ASSIGNED TASK: Give the count of lines in the entries that include "snippet", and write nothing besides it.

▼

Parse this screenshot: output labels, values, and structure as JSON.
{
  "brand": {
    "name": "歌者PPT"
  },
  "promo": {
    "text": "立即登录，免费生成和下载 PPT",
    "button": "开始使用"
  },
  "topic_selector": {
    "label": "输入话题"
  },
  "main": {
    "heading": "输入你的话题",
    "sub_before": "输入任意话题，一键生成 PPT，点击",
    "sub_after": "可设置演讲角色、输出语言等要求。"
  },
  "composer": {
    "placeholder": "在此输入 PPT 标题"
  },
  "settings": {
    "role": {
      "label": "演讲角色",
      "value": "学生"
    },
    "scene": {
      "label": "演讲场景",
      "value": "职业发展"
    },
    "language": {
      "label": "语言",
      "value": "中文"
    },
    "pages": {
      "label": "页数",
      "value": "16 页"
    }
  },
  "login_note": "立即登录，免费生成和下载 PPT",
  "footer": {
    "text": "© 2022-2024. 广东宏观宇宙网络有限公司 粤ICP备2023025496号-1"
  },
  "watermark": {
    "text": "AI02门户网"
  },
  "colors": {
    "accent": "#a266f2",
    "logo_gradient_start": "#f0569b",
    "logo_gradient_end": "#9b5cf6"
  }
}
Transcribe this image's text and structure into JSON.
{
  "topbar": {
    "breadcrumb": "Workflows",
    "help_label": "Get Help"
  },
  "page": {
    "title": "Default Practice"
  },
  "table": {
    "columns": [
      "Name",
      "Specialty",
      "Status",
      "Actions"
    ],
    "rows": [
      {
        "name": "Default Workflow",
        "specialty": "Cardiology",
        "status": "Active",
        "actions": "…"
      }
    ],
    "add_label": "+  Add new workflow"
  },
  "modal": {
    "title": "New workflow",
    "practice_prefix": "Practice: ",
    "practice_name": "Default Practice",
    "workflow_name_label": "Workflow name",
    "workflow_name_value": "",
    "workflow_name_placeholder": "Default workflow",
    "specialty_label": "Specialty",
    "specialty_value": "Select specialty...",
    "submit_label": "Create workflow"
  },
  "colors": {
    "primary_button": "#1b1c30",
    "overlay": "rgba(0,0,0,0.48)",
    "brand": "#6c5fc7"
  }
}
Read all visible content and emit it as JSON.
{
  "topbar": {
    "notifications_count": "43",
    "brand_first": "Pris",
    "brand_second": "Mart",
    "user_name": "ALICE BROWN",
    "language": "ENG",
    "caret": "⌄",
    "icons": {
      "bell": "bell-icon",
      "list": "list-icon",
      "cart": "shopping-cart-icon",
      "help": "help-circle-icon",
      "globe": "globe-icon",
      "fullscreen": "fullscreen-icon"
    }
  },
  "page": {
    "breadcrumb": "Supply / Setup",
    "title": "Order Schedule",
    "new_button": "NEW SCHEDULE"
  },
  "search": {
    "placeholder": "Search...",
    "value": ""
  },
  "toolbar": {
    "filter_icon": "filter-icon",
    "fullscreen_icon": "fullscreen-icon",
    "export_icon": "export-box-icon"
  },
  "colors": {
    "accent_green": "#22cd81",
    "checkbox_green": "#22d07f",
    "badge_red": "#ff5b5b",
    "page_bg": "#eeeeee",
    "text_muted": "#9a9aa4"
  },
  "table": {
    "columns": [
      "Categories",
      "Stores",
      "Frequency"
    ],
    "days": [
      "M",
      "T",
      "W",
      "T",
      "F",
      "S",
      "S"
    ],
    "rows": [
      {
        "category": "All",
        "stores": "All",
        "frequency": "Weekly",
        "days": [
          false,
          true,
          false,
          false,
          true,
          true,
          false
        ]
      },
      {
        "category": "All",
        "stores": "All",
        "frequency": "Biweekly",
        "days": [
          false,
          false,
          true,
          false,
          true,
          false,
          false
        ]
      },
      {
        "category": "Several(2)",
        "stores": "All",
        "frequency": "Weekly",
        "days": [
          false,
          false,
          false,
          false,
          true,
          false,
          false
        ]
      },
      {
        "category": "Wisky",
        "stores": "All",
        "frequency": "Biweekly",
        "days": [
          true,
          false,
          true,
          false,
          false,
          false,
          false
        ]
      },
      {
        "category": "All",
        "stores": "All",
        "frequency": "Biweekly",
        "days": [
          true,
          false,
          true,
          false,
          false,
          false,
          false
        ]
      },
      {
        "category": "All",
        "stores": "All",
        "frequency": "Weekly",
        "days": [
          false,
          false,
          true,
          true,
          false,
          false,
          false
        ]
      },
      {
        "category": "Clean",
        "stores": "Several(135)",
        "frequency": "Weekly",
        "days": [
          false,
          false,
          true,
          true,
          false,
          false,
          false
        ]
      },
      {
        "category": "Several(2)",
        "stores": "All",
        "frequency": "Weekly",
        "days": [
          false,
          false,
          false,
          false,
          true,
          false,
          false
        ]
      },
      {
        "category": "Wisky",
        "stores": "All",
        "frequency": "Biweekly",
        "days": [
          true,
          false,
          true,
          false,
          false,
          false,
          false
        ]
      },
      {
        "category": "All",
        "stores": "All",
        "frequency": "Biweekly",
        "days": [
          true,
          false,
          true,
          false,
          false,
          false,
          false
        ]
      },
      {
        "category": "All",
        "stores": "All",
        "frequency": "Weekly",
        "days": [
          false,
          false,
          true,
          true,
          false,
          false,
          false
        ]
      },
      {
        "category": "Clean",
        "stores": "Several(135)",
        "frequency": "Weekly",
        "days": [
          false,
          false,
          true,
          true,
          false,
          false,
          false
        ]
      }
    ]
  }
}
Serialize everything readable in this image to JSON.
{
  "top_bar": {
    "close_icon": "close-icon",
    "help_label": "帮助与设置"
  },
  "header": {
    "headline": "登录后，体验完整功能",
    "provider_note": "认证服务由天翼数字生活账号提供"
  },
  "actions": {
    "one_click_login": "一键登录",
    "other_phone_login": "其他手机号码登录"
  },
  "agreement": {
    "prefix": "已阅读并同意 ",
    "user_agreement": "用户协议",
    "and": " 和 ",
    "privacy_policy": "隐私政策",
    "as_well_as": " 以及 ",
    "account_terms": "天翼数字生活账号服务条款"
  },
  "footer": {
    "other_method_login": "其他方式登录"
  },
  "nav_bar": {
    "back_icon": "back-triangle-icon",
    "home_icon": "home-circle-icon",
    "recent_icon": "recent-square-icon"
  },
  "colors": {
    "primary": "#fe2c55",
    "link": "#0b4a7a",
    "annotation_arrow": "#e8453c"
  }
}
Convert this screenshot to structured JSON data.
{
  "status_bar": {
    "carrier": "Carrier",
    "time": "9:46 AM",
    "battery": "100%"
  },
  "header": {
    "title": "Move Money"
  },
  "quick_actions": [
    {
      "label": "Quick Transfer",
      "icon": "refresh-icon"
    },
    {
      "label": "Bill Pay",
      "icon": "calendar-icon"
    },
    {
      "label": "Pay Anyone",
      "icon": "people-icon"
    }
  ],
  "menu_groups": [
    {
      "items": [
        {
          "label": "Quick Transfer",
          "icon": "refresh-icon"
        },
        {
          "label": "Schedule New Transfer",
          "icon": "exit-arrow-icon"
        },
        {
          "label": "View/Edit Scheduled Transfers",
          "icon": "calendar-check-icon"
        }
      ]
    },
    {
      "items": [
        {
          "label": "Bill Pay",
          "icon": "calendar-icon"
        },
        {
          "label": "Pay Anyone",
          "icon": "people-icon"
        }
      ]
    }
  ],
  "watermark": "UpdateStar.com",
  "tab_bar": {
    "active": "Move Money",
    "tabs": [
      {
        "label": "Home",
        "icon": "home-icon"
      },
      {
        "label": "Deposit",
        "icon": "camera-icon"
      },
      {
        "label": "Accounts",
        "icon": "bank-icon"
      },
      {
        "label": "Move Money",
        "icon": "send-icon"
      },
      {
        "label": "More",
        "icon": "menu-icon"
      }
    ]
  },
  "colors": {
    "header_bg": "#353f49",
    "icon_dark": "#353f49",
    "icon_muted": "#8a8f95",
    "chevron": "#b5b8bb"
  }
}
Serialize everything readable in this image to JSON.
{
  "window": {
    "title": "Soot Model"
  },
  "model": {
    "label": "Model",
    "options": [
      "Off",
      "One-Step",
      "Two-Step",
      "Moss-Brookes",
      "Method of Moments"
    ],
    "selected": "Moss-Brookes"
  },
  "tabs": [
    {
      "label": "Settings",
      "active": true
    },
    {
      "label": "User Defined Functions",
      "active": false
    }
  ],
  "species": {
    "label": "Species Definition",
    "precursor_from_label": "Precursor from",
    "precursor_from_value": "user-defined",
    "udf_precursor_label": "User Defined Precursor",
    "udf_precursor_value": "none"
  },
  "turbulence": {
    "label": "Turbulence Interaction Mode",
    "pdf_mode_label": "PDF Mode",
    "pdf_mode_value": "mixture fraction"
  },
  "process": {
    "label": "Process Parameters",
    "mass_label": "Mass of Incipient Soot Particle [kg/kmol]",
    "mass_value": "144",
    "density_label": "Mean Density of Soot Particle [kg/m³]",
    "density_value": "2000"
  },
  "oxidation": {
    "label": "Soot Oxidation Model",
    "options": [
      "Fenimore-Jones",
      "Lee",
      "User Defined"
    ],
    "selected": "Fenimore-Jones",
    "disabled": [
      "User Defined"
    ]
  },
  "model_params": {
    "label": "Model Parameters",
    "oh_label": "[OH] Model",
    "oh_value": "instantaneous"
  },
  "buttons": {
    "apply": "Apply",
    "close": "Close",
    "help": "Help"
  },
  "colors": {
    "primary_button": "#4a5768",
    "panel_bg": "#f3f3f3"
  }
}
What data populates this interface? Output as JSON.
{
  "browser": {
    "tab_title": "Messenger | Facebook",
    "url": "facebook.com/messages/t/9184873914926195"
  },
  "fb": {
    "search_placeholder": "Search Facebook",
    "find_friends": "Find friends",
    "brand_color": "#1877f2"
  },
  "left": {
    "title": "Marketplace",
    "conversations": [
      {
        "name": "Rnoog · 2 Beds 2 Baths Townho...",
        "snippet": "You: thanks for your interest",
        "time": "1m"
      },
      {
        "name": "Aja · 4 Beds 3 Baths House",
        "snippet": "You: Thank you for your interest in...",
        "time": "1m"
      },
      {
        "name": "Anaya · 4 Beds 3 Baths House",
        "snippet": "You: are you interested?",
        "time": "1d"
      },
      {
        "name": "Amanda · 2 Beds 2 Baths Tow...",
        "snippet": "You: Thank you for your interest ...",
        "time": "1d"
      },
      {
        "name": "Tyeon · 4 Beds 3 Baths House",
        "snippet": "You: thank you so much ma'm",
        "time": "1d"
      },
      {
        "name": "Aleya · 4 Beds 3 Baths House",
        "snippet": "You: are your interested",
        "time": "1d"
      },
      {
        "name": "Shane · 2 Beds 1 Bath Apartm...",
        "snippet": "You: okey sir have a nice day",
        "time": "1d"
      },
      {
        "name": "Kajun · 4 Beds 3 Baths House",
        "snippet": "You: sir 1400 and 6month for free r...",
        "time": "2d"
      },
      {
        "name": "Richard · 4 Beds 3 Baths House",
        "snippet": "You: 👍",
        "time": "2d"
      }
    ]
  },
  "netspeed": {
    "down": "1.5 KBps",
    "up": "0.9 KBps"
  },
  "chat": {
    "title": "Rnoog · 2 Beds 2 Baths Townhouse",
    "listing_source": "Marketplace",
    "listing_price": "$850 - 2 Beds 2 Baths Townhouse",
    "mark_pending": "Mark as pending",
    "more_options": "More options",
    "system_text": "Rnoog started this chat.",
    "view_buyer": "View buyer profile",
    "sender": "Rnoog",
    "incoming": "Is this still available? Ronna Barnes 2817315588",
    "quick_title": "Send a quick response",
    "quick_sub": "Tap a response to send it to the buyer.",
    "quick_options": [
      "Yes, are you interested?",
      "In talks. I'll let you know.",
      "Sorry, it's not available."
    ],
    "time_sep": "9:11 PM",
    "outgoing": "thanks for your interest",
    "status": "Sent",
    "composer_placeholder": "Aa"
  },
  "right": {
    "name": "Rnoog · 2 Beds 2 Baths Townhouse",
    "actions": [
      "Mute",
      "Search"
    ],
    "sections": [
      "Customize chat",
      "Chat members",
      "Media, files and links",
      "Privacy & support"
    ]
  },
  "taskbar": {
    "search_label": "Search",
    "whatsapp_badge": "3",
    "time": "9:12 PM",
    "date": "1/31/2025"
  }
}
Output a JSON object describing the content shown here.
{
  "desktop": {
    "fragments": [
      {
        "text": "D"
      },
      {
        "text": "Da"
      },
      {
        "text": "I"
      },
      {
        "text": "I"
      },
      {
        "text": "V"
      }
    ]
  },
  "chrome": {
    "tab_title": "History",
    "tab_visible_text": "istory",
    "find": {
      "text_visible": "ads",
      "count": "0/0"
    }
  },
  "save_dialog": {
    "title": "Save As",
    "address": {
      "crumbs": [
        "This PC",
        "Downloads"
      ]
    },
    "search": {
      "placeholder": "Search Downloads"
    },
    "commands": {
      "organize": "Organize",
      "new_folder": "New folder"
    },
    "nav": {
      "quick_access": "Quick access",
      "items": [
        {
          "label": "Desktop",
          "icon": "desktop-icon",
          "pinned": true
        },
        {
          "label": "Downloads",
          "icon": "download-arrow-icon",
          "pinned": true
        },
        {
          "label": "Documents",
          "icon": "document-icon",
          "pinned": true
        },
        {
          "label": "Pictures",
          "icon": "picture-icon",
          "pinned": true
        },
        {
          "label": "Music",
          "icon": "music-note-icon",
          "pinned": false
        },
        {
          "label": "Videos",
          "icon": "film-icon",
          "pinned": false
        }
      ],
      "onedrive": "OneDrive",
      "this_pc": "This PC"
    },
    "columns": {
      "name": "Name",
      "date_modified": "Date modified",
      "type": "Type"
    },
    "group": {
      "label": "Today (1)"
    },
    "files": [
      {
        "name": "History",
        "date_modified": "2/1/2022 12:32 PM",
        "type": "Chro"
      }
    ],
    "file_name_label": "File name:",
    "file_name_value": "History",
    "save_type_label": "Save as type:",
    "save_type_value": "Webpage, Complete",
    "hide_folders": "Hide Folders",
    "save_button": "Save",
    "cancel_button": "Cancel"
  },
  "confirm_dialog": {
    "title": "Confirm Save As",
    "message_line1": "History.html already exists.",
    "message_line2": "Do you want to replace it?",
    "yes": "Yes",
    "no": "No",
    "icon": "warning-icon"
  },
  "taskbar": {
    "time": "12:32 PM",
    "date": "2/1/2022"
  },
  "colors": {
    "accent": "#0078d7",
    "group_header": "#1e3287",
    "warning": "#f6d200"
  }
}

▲

TASK RESPONSE: 9